Winding: This process recycles the paper and meets the needs of the market. The mother reel receives the newly manufactured paper sheets. The daughter reels then cut the sheets of paper to length to meet the desired formats.
Finally, after passing the quality controls, the paper rolls will be packed and labelled in order to be handed over to the future buyer as a finished product.
Step 4: Printing and distribution of paper
Each distributor offers printers different types of paper. Contrary to what one might think, the price of recycled paper is equivalent or lower than that of new paper.
How does the environment benefit from recycled paper?

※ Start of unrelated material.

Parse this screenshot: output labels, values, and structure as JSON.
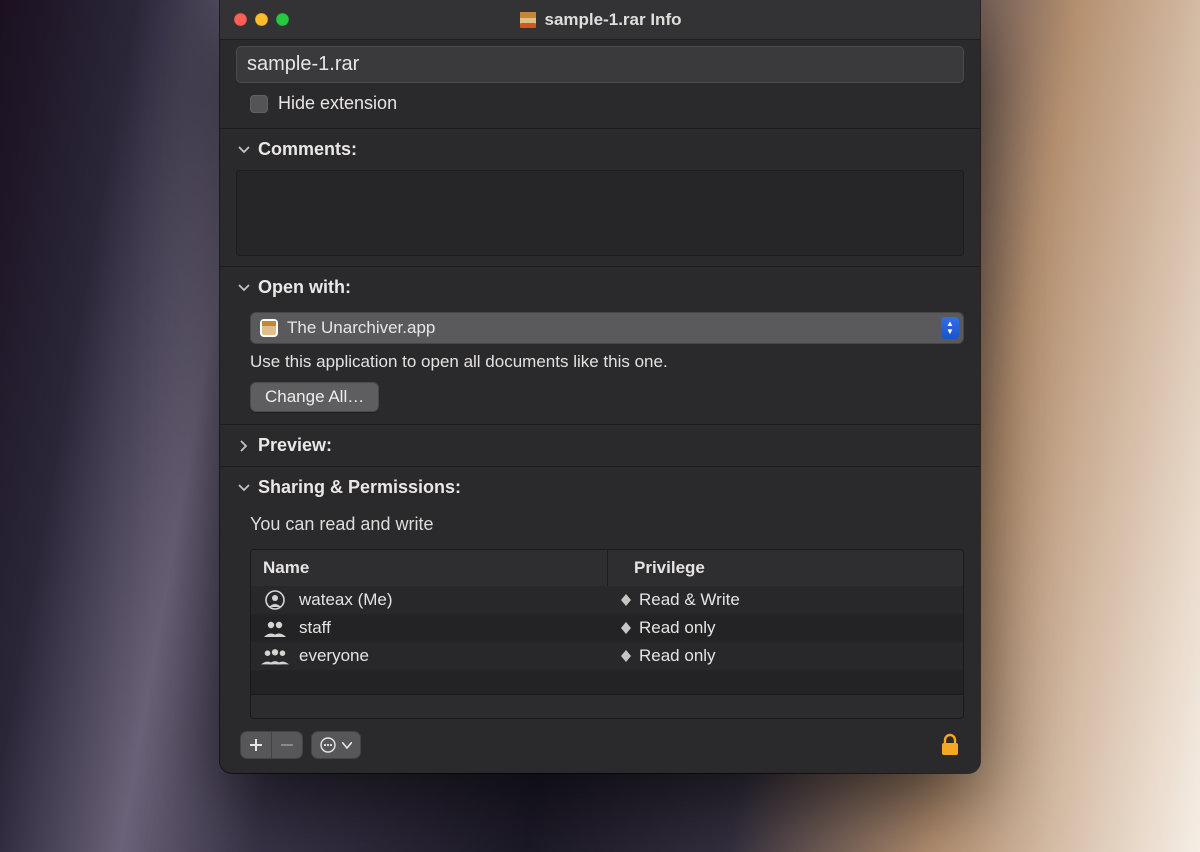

Firstly, paper recycling helps to reduce greenhouse gas emissions. On average, it takes 70% less energy and water to recycle paper than to produce new fibre from trees. Recycling one tonne of paper is equivalent to saving 17 trees and about 3.5m3 of landfill space.
Furthermore, as explained earlier in this article, paper factories use toxic chemicals and are among the worst polluters. When paper is buried in the ground and decomposes, a significant amount of methane (a greenhouse gas) is released. This is currently one of the main causes of climate change.
By recycling paper, you are not working with these harmful factories and you are reducing air pollution by up to 74%.
What is Big Sack's role in the paper/cardboard recycling circuit?
Big Sack is a company specialising in the collection of construction waste. It acts as a service provider to collect your waste and transport it to the recycling centers nearby. It is therefore at the beginning of the paper/cardboard recycling cycle.
Buy your Big Sacks on our website bigsack.ch, receive them by post, fill them at your own pace and contact us for collection!
We collect paper, cardboard, green waste, inert materials, clean concrete, wood, soil, plaster, bulky items, sortable waste and asbestos.
For all other requests, please contact us on 0800 284 284.